* Exercise goal *
Write out the data exactly as given, dropping every picture.

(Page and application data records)
□ □ □ □ □

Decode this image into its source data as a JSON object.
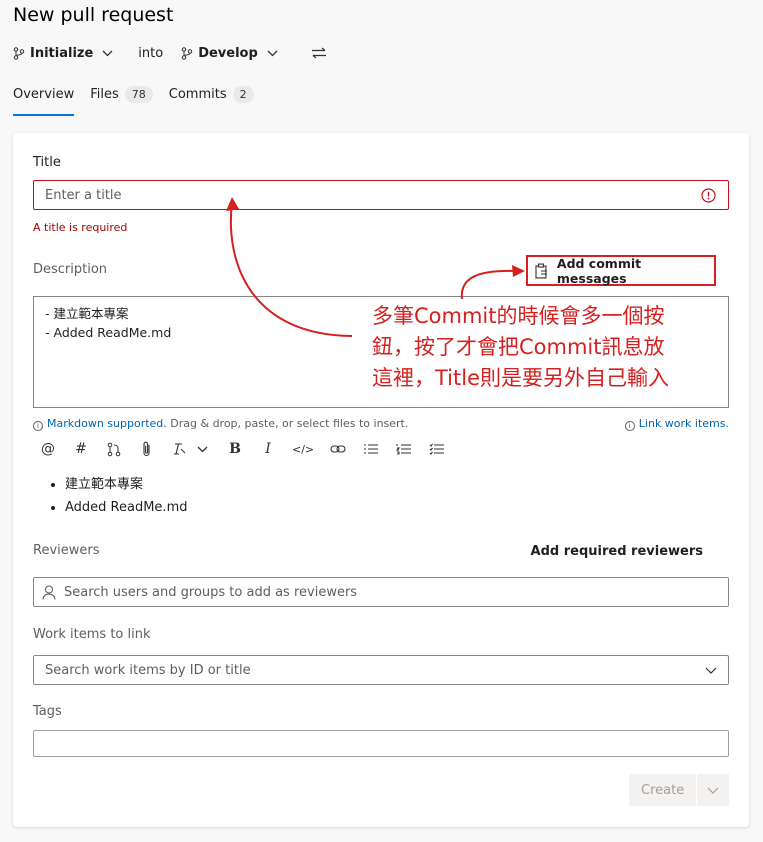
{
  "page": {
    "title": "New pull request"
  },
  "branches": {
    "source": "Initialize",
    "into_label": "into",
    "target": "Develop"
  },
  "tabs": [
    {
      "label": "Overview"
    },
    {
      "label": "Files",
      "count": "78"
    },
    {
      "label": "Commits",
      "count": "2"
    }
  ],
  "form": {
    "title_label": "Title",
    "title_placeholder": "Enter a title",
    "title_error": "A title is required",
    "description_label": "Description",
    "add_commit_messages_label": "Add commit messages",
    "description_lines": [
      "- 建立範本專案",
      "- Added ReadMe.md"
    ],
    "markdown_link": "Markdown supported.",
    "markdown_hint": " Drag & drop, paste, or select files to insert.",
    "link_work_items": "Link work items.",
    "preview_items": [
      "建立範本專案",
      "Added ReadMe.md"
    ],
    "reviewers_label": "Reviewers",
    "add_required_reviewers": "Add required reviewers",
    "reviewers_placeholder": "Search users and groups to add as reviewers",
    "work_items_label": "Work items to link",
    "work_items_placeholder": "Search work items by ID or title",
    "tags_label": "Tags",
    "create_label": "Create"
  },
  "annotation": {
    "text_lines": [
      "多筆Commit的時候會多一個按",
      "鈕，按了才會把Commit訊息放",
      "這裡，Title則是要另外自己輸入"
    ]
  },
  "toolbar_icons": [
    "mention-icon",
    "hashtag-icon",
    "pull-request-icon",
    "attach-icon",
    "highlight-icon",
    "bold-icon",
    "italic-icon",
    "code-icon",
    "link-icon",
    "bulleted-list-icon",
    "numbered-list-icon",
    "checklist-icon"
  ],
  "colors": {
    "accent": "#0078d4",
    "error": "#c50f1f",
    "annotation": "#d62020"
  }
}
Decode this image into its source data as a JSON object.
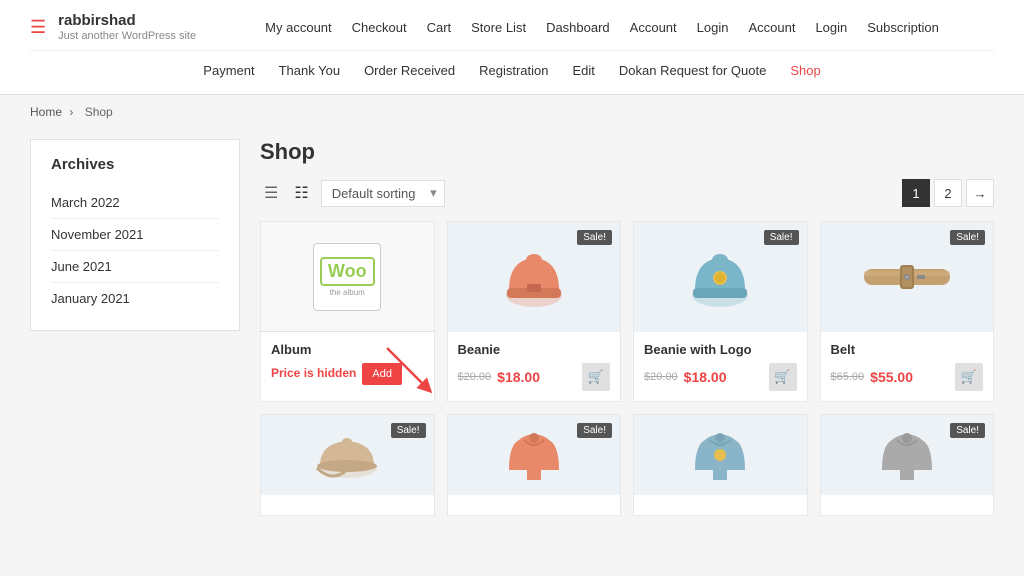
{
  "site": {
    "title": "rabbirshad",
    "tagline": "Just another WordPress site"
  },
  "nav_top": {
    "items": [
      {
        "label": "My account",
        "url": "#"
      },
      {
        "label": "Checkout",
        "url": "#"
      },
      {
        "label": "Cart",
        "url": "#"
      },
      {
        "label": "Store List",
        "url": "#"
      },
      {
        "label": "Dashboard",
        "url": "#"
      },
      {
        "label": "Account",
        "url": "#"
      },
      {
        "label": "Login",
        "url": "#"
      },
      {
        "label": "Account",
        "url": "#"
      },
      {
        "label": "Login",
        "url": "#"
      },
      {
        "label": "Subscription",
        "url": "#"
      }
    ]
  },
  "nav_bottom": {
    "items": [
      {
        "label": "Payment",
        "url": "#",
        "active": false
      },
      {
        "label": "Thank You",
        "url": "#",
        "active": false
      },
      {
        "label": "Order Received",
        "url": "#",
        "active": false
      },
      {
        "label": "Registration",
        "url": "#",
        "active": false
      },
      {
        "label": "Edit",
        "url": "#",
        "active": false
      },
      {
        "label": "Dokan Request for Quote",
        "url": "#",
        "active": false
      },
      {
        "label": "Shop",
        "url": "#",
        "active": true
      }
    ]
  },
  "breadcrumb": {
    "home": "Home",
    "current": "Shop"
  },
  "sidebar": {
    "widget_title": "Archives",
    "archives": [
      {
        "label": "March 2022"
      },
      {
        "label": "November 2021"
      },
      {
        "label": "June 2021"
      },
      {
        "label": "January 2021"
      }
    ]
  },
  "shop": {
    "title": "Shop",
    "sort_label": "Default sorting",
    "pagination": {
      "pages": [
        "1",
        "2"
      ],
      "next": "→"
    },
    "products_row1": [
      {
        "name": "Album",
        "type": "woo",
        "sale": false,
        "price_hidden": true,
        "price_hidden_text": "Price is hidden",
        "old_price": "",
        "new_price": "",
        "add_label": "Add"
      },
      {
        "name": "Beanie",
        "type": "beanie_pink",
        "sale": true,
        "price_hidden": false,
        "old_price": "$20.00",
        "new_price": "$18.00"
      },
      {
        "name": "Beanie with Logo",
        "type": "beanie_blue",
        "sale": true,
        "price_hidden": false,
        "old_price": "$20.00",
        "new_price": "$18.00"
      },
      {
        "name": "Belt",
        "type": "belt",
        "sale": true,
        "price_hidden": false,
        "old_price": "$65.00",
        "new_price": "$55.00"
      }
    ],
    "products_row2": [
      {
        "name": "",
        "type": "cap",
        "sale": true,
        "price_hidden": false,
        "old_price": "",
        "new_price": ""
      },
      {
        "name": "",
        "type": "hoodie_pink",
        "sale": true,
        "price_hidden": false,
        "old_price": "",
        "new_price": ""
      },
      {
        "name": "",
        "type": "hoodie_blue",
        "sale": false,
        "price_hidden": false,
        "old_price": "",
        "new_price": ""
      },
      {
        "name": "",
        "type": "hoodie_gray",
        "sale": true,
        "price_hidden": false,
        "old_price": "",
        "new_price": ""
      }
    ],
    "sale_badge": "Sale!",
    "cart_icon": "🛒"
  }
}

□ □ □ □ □

* Output of the task *
Decode this image into its source data as a JSON object.
{
  "page": {
    "title": "New pull request"
  },
  "branches": {
    "source": "Initialize",
    "into_label": "into",
    "target": "Develop"
  },
  "tabs": [
    {
      "label": "Overview"
    },
    {
      "label": "Files",
      "count": "78"
    },
    {
      "label": "Commits",
      "count": "2"
    }
  ],
  "form": {
    "title_label": "Title",
    "title_placeholder": "Enter a title",
    "title_error": "A title is required",
    "description_label": "Description",
    "add_commit_messages_label": "Add commit messages",
    "description_lines": [
      "- 建立範本專案",
      "- Added ReadMe.md"
    ],
    "markdown_link": "Markdown supported.",
    "markdown_hint": " Drag & drop, paste, or select files to insert.",
    "link_work_items": "Link work items.",
    "preview_items": [
      "建立範本專案",
      "Added ReadMe.md"
    ],
    "reviewers_label": "Reviewers",
    "add_required_reviewers": "Add required reviewers",
    "reviewers_placeholder": "Search users and groups to add as reviewers",
    "work_items_label": "Work items to link",
    "work_items_placeholder": "Search work items by ID or title",
    "tags_label": "Tags",
    "create_label": "Create"
  },
  "annotation": {
    "text_lines": [
      "多筆Commit的時候會多一個按",
      "鈕，按了才會把Commit訊息放",
      "這裡，Title則是要另外自己輸入"
    ]
  },
  "toolbar_icons": [
    "mention-icon",
    "hashtag-icon",
    "pull-request-icon",
    "attach-icon",
    "highlight-icon",
    "bold-icon",
    "italic-icon",
    "code-icon",
    "link-icon",
    "bulleted-list-icon",
    "numbered-list-icon",
    "checklist-icon"
  ],
  "colors": {
    "accent": "#0078d4",
    "error": "#c50f1f",
    "annotation": "#d62020"
  }
}
Decode this image into its source data as a JSON object.
{
  "site": {
    "title": "rabbirshad",
    "tagline": "Just another WordPress site"
  },
  "nav_top": {
    "items": [
      {
        "label": "My account",
        "url": "#"
      },
      {
        "label": "Checkout",
        "url": "#"
      },
      {
        "label": "Cart",
        "url": "#"
      },
      {
        "label": "Store List",
        "url": "#"
      },
      {
        "label": "Dashboard",
        "url": "#"
      },
      {
        "label": "Account",
        "url": "#"
      },
      {
        "label": "Login",
        "url": "#"
      },
      {
        "label": "Account",
        "url": "#"
      },
      {
        "label": "Login",
        "url": "#"
      },
      {
        "label": "Subscription",
        "url": "#"
      }
    ]
  },
  "nav_bottom": {
    "items": [
      {
        "label": "Payment",
        "url": "#",
        "active": false
      },
      {
        "label": "Thank You",
        "url": "#",
        "active": false
      },
      {
        "label": "Order Received",
        "url": "#",
        "active": false
      },
      {
        "label": "Registration",
        "url": "#",
        "active": false
      },
      {
        "label": "Edit",
        "url": "#",
        "active": false
      },
      {
        "label": "Dokan Request for Quote",
        "url": "#",
        "active": false
      },
      {
        "label": "Shop",
        "url": "#",
        "active": true
      }
    ]
  },
  "breadcrumb": {
    "home": "Home",
    "current": "Shop"
  },
  "sidebar": {
    "widget_title": "Archives",
    "archives": [
      {
        "label": "March 2022"
      },
      {
        "label": "November 2021"
      },
      {
        "label": "June 2021"
      },
      {
        "label": "January 2021"
      }
    ]
  },
  "shop": {
    "title": "Shop",
    "sort_label": "Default sorting",
    "pagination": {
      "pages": [
        "1",
        "2"
      ],
      "next": "→"
    },
    "products_row1": [
      {
        "name": "Album",
        "type": "woo",
        "sale": false,
        "price_hidden": true,
        "price_hidden_text": "Price is hidden",
        "old_price": "",
        "new_price": "",
        "add_label": "Add"
      },
      {
        "name": "Beanie",
        "type": "beanie_pink",
        "sale": true,
        "price_hidden": false,
        "old_price": "$20.00",
        "new_price": "$18.00"
      },
      {
        "name": "Beanie with Logo",
        "type": "beanie_blue",
        "sale": true,
        "price_hidden": false,
        "old_price": "$20.00",
        "new_price": "$18.00"
      },
      {
        "name": "Belt",
        "type": "belt",
        "sale": true,
        "price_hidden": false,
        "old_price": "$65.00",
        "new_price": "$55.00"
      }
    ],
    "products_row2": [
      {
        "name": "",
        "type": "cap",
        "sale": true,
        "price_hidden": false,
        "old_price": "",
        "new_price": ""
      },
      {
        "name": "",
        "type": "hoodie_pink",
        "sale": true,
        "price_hidden": false,
        "old_price": "",
        "new_price": ""
      },
      {
        "name": "",
        "type": "hoodie_blue",
        "sale": false,
        "price_hidden": false,
        "old_price": "",
        "new_price": ""
      },
      {
        "name": "",
        "type": "hoodie_gray",
        "sale": true,
        "price_hidden": false,
        "old_price": "",
        "new_price": ""
      }
    ],
    "sale_badge": "Sale!",
    "cart_icon": "🛒"
  }
}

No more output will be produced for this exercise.